And the whole "Burning Thighs" competition at the Wall Market gym feels like a sweet Yakuza substory that somehow didn't make the cut. The squatting minigame is, of course, a reimagination of the one from the original FF7. What really sold me, though, was the chemistry and energy from Jules and their two inconceivably swole sidekicks who run the gym. They talk trash before the challenge, and when you beat them, they're nothing but positive. One sidekick Ronnie learns his lesson after defeat as Jules asserts that one should not body shame. When it's all settled, they continue to flex and speak to the uplifting virtues of fitness.
While FF7 Remake's Wall Market is the shining example of its Yakuza-like spirit, the similarities don't end there. Actually, I was pretty convinced by Chapter 4 with the first encounter against one ludicrous biker whose only desire is to get in a real good fight. My man Roche is Majima in Final Fantasy form. Not only does this bike chase sequence through Midgar's corkscrew train tunnel look and feel like one of those instances of yakuza clan members pursuing Kiryu on Tokyo's open roads, but it showcases Roche's unhinged tendencies.
He respects Cloud yet berates him, then admits that he's his only match in the world. Roche is a Shinra SOLDIER too, though he doesn't particularly care for the name and really just joined so he can get in wild brawls--right out of Majima's playbook in Yakuza Kiwami, and I love it. When Roche busts onto the scene, Shinra troops stand aside and do as he says. When Roche wants to fight Cloud one-on-one, that's what he gets. When Roche wants to do gravity-defying stunts that make absolutely no sense in the context of realism, you accept that.

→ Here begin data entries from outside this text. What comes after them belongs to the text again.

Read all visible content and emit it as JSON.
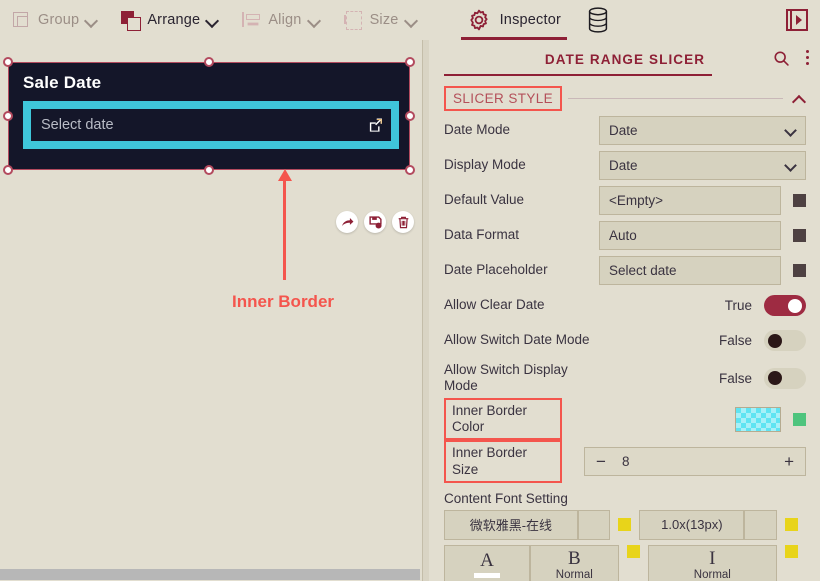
{
  "toolbar": {
    "items": [
      {
        "label": "Group",
        "icon": "group-icon",
        "active": false
      },
      {
        "label": "Arrange",
        "icon": "arrange-icon",
        "active": true
      },
      {
        "label": "Align",
        "icon": "align-icon",
        "active": false
      },
      {
        "label": "Size",
        "icon": "size-icon",
        "active": false
      }
    ],
    "inspector_tab": "Inspector",
    "gear_icon": "gear-icon",
    "database_icon": "database-icon",
    "panel_toggle_icon": "panel-toggle-icon"
  },
  "canvas": {
    "widget": {
      "title": "Sale Date",
      "date_placeholder": "Select date",
      "edit_icon": "edit-square-icon",
      "background": "#141629",
      "inner_border_color": "#3fc6da"
    },
    "mini_actions": [
      {
        "name": "share-button",
        "icon": "share-arrow-icon"
      },
      {
        "name": "save-button",
        "icon": "save-icon"
      },
      {
        "name": "delete-button",
        "icon": "trash-icon"
      }
    ],
    "annotation": {
      "label": "Inner Border",
      "color": "#f4554d"
    }
  },
  "inspector": {
    "title": "DATE RANGE SLICER",
    "search_icon": "search-icon",
    "more_icon": "kebab-menu-icon",
    "accent": "#8e2036",
    "section": {
      "title": "SLICER STYLE",
      "collapse_icon": "chevron-up-icon",
      "highlighted": true
    },
    "rows": [
      {
        "label": "Date Mode",
        "value": "Date",
        "type": "select"
      },
      {
        "label": "Display Mode",
        "value": "Date",
        "type": "select"
      },
      {
        "label": "Default Value",
        "value": "<Empty>",
        "type": "text-with-button"
      },
      {
        "label": "Data Format",
        "value": "Auto",
        "type": "text-with-button"
      },
      {
        "label": "Date Placeholder",
        "value": "Select date",
        "type": "text-with-button"
      }
    ],
    "toggles": [
      {
        "label": "Allow Clear Date",
        "value": "True",
        "on": true
      },
      {
        "label": "Allow Switch Date Mode",
        "value": "False",
        "on": false
      },
      {
        "label": "Allow Switch Display Mode",
        "value": "False",
        "on": false
      }
    ],
    "inner_border_color": {
      "label": "Inner Border Color",
      "swatch_color": "#5fe4f2",
      "indicator_color": "#4ec47d",
      "highlighted": true
    },
    "inner_border_size": {
      "label": "Inner Border Size",
      "value": "8",
      "minus": "−",
      "plus": "+",
      "highlighted": true
    },
    "content_font": {
      "label": "Content Font Setting",
      "font_name": "微软雅黑-在线",
      "font_size": "1.0x(13px)",
      "indicator_color": "#e8d41a",
      "styles": [
        {
          "glyph": "A",
          "sub": "",
          "name": "font-color-button",
          "colorbar": "#ffffff"
        },
        {
          "glyph": "B",
          "sub": "Normal",
          "name": "font-weight-button",
          "colorbar": ""
        },
        {
          "glyph": "I",
          "sub": "Normal",
          "name": "font-style-button",
          "colorbar": ""
        }
      ]
    }
  }
}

Now replace "Roche" with "Majima" and every other proper noun with its Yakuza parallel and my words will stand 100% true.
It'd be quite the stretch to say Cloud and Kiryu are the same--Cloud was his own character well before Kiryu was conceptualized. Though, now with Cloud further developed in FF7 Remake, they do share similar traits and paths. They reluctantly do things to help people, find themselves in ridiculous predicaments, and beat the shit out of comical goons. Although Kiryu often has a bit of wisdom to impart on those he beats down or helps out, Cloud kind of becomes the town hero, too, whether he likes it or not. In side-quests, he helps kids find their cats, plays along with their shticks, lends a hand to the Sector 5 orphanage, and begrudgingly assists other adults on their indulgent pursuits, all while keeping a straight face.
Even in FF7 Remake's combat sequences, there's an unmistakable feeling in how some of its biggest fights use intense cinematic cuts to transition between phases of the battle. Quick cutscenes that seamlessly go to and from gameplay display environmental destruction, enemies going into new phases, and your own characters stylishly taking action and gathering themselves before handing back the controls, UI elements intact and all. None of this is to say that Square Enix pulled from Ryu ga Gotoku Studio's games, because these techniques are in no way exclusive to Yakuza. But as someone who loves both games and franchises, I'm absolutely delighted that they evoke the same invigorating sensibilities during their most thrilling moments, drawing me into their completely different causes with a bombast and personality I can get behind.
FF7 Remake doesn't lose sight of its source material or the overarching message it's trying to send through its main story, even through all its flair and additions to flesh out Midgar. Like Yakuza, it flips the script on what seems to be out of place, and embraces the absurdity to pull you in and breathe richer life into its characters and the world around them. If you like FF7 Remake and haven't played Yakuza, or vice versa, this is me selling you on doing so.